The Mexican population in the United States reached the number of 35,709,528 in 2017 representing 11.1 percent of the total population of the United States and 62.2 percent of the Hispanic population in the country (U.S. Census Bureau, 2017a). This growth was mostly represented by those born in the United States, which accounted for 68.6 percent of the total Mexican population (Migration Policy Institute, 2017). The Mexican foreign-born population has declined since its highest point in 2014. However, even with such decline, Mexicans represented the largest foreign-born group in the country in 2017 with a population of 11,513,528, which accounted for over 25 percent of the 43 million immigrants in the United States (U.S. Census Bureau, 2017). What is interesting is that despite Mexicans continue to be the largest immigrant group in the country, little is known about their contribution in their communities and neighborhoods in New York City.
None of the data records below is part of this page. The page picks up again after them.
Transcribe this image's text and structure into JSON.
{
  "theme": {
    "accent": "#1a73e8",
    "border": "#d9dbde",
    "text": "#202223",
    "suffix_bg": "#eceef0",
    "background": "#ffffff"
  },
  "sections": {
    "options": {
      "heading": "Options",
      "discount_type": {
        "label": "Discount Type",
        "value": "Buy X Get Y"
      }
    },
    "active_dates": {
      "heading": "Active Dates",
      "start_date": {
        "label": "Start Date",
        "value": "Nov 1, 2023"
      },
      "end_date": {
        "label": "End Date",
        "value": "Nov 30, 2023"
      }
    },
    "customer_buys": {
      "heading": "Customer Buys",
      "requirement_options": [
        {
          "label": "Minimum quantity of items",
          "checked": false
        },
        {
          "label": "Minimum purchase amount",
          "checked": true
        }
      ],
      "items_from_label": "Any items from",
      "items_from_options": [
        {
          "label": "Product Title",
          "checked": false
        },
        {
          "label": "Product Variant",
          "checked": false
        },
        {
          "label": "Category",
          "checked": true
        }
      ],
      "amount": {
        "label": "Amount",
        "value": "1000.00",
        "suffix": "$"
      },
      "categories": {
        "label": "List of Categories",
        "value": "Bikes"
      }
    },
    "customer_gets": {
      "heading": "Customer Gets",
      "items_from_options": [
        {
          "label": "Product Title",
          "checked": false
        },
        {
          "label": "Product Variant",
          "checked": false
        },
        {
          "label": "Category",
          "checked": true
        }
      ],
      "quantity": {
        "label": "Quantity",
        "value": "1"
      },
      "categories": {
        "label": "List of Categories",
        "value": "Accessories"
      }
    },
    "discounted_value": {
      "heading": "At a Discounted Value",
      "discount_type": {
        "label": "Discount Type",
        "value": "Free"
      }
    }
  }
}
The recent decline of Mexican immigrants appears to be the result of many factors, including the change of migration patterns, the long-term drop in Mexico’s birth rates, the decline of job opportunities in the U.S., the increase of border and immigration enforcement, and the rise of deportations (Passel, Cohn & Gonzalez-Becerra, 2012). In the state of New York, the overall Mexican population reached the number of 478,850 in the year 2017 (U.S. Census Bureau, 2017a). However, following the trends of the country, from this group, the population born in Mexico declined from 237,779 in 2010 to 232,937 in 2017 (U.S. Bureau, 2017b). This unprecedented change might be the result of the factors mentioned above but also other factors should be taken into account.
Most of the Mexican population of the state of New York is concentrated in New York City, particularly in ethnic enclaves located in Brooklyn, Queens, and the Bronx, which have been facing housing market pressures and gentrification over the last decade. This project aims to understand the livelihoods and housing conditions of Mexican immigrants who have been long-term residents of Brooklyn, the borough with the largest concentration of Mexicans in New York City. Through fieldwork and interviews with Mexican community leaders and long-term residents, this study intends to understand the way Mexican immigrants have contributed to and form a sense of community in their neighborhoods, as well as the challenges they have faced in recent years as a result of the urban transformations of Brooklyn. The information shared by the participants will shed light on the way the Mexican community has settled down, grown, and transformed certain neighborhoods of Brooklyn.
Principal Investigator: Gabriela Rendón, Assistant Professor of Urban Planning and Community Development.
Research Assistant: Jacqueline Castañeda Nuñez, MS Design and Urban Ecologies student.
Jeffrey S. Passel, D’Vera Cohn & Ana Gonzalez-Barrera (2012). Net Migration from Mexico Falls to Zero-and Perhaps Less, Pew Research Center. Washington, DC: Pew Research Center, April 23, 2012. Available online.
Jie Zong & Jeanne Batalova (2018). Mexican Immigrants in the United States. Washington, DC: Migration Policy Institute, October 11, 2018. Available online.
Migration Policy Institute (2017). Mexican-born Population over Time: 1850-Present. Washington, DC: Migration Policy Institute. Available online.
U.S. Census Bureau (2017a). Demographic and Housing Estimates 2013-2017 American Community Survey 5-Year Estimates.
U.S. Census Bureau (2017b). Selected Characteristics of the Foreign-Born Population by Region of Birth: Latin America. 2013-2017, American Community Survey, 5-Year Estimates.